Ingredients:

  • 85g butter, melted
  • 250g dark chocolate digestive biscuits, finely crushed
  • 200g dark chocolate, melted
  • 397g can Carnation Caramel
  • 4 bananas
  • 300ml carton whipping cream, lightly whipped

Recipe:

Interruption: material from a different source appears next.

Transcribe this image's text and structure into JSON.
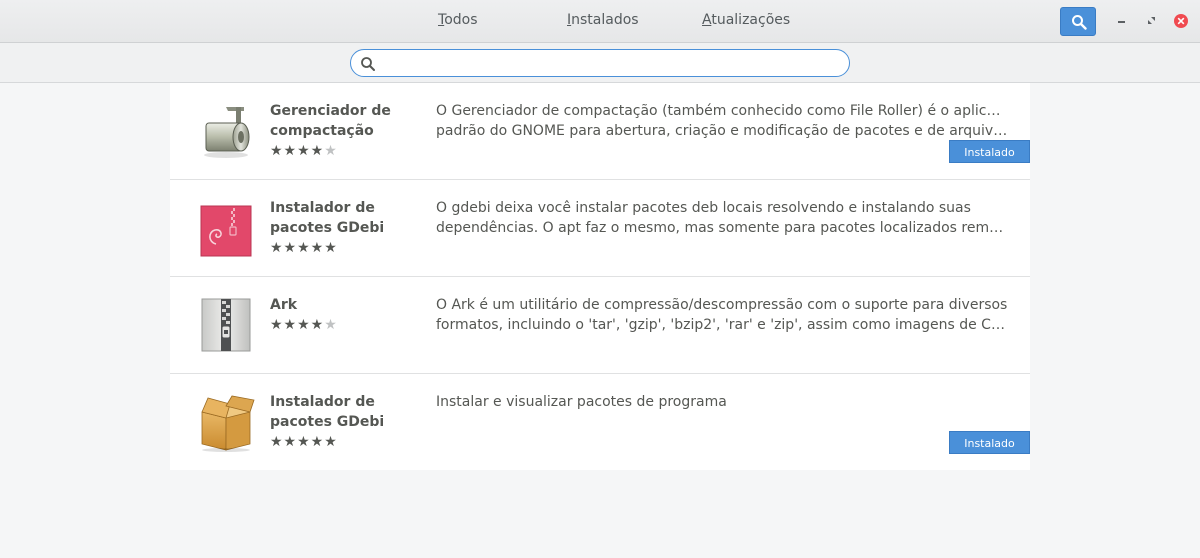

  1. Tip the biscuit crumbs into a bowl. Add the butter and mix in. Spoon the crumbs into the base and about halfway up the sides of the tin to make a pie shell. Chill for 10 minutes.
  2. Melt the chocolate gently in the microwave then mix in the Carnation Caramel. Beat until smooth. Spread the filling over the biscuit base and chill for about 1 hour, until firm or until ready to serve.
  3. Slice the banana and fold half of them into the whipped cream and spoon over the base. Decorate with the remaining bananas and dust liberally with cocoa powder (or shaved chocolate).